3) Play through the main line of the game in say 15 -30 minutes. Take longer if you wish. Ensure you read the verbal comments of the player while playing through.
I do not recommend books which do not contain verbal comments because many times I played through Informator annotations and found a player like Shirov saying something like 22 e6! (Unclear) or say 27 b5!! white has an advantage and I spent hours trying to figure out why white is better.
Play through a few games a day playing only the main lines and complete the book.
4) Now you have a fair idea of the games in the book and a reasonable time has elapsed since you played through the first few games. Now again replay the games this time going through all the variations mentioned in the game. Take close to 1.5 hours to 2 hours playing through just one game and repeat this process for all the games in the book
5) You shall appreciate the games in a much better manner the in the second pass. Also there will be a few games which you would be attracted to and the kind of game you would like to replicate.
Go through those games again on a regular basis studying it deeper.
Also try to play through the variations in your head first before moving pieces.
6) Check online sources like chessgames.com or watch the annotated video commentary on that game and read through the comments and you will find questions which people have asked about the game. Ponder on them or Analyze it without any engine.
After say 5-6 months play through the game again
What we are effectively doing is,over a long term deeply analyzing the game and deepening our understanding.
7) Stop playing bullet and blitz for some time and play only slow games on the internet , atleast 25 mins. After the game annotate the game you played similar to what you read in the book (without an engine) Write down what exactly you were thinking and why you played a particular move. Never make any move without a plan, however silly the plan may be. Once annotated engine check your analysis. Maintain a PGN or Notebook of you analysis.
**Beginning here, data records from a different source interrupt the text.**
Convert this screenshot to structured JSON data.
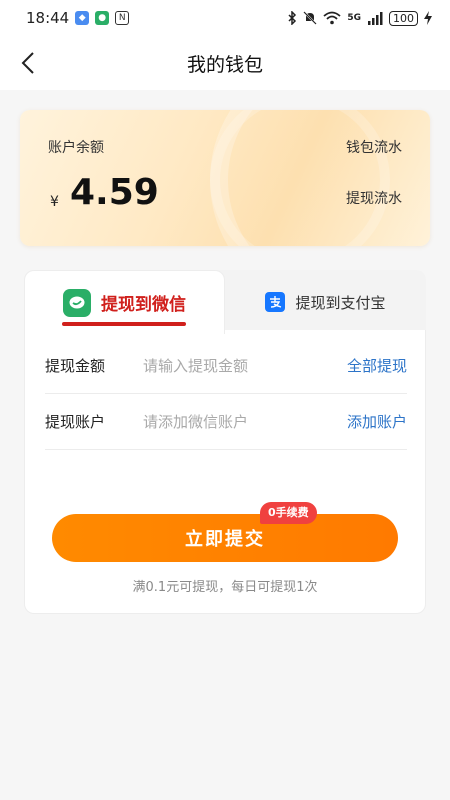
{
  "status_bar": {
    "time": "18:44",
    "network": "5G",
    "battery": "100"
  },
  "header": {
    "title": "我的钱包"
  },
  "balance_card": {
    "label": "账户余额",
    "currency": "¥",
    "amount": "4.59",
    "wallet_flow": "钱包流水",
    "withdraw_flow": "提现流水"
  },
  "tabs": [
    {
      "label": "提现到微信",
      "active": true,
      "icon": "wechat-icon"
    },
    {
      "label": "提现到支付宝",
      "active": false,
      "icon": "alipay-icon"
    }
  ],
  "form": {
    "amount_label": "提现金额",
    "amount_placeholder": "请输入提现金额",
    "amount_action": "全部提现",
    "account_label": "提现账户",
    "account_placeholder": "请添加微信账户",
    "account_action": "添加账户"
  },
  "submit": {
    "label": "立即提交",
    "badge": "0手续费"
  },
  "note": "满0.1元可提现，每日可提现1次",
  "colors": {
    "accent_orange": "#ff8a00",
    "active_tab_red": "#d0201c",
    "link_blue": "#2d74c8",
    "wechat_green": "#2aae67",
    "alipay_blue": "#1677ff"
  }
}
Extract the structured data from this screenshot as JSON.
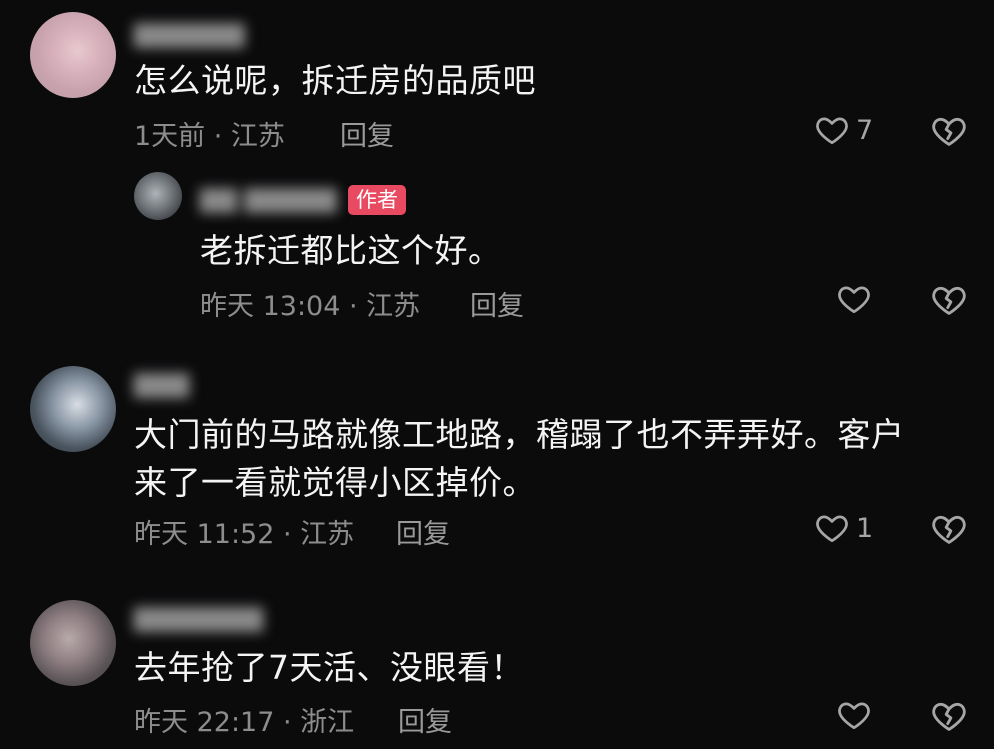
{
  "comments": [
    {
      "content": "怎么说呢，拆迁房的品质吧",
      "meta": "1天前 · 江苏",
      "reply": "回复",
      "likes": "7"
    },
    {
      "author_badge": "作者",
      "content": "老拆迁都比这个好。",
      "meta": "昨天 13:04 · 江苏",
      "reply": "回复",
      "likes": ""
    },
    {
      "content_line1": "大门前的马路就像工地路，稽蹋了也不弄弄好。客户",
      "content_line2": "来了一看就觉得小区掉价。",
      "meta": "昨天 11:52 · 江苏",
      "reply": "回复",
      "likes": "1"
    },
    {
      "content": "去年抢了7天活、没眼看！",
      "meta": "昨天 22:17 · 浙江",
      "reply": "回复",
      "likes": ""
    }
  ],
  "icons": {
    "like": "heart-outline-icon",
    "dislike": "broken-heart-icon"
  },
  "colors": {
    "background": "#0b0b0c",
    "author_badge": "#e84b61",
    "meta_text": "#8d8d8d"
  }
}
The games you are playing are also classic games ;) atleast for you
8) After some time revisit your own analysis and have a good laugh at your thought process
I have read very little books but have managed to do better than many of the people I know who have read thrice the number of books I read.
My two cents , it is not the number of books which you read but it is what you absorb out of a book which matters.
Just some general thoughts on this topic: It is kind of cocky to spend a semester studying Marce Proust's Rememberance of Thing's Past when it took him most of his adult life to write that beautiful novel... An aspiring artist should choose 'preferably' a single artist to replicate, perhaps, Andy Warhol because we all really need more Andy Warhols in the world. A 'wanna be' philosopher shall become Aristotle... keep out the poets. what?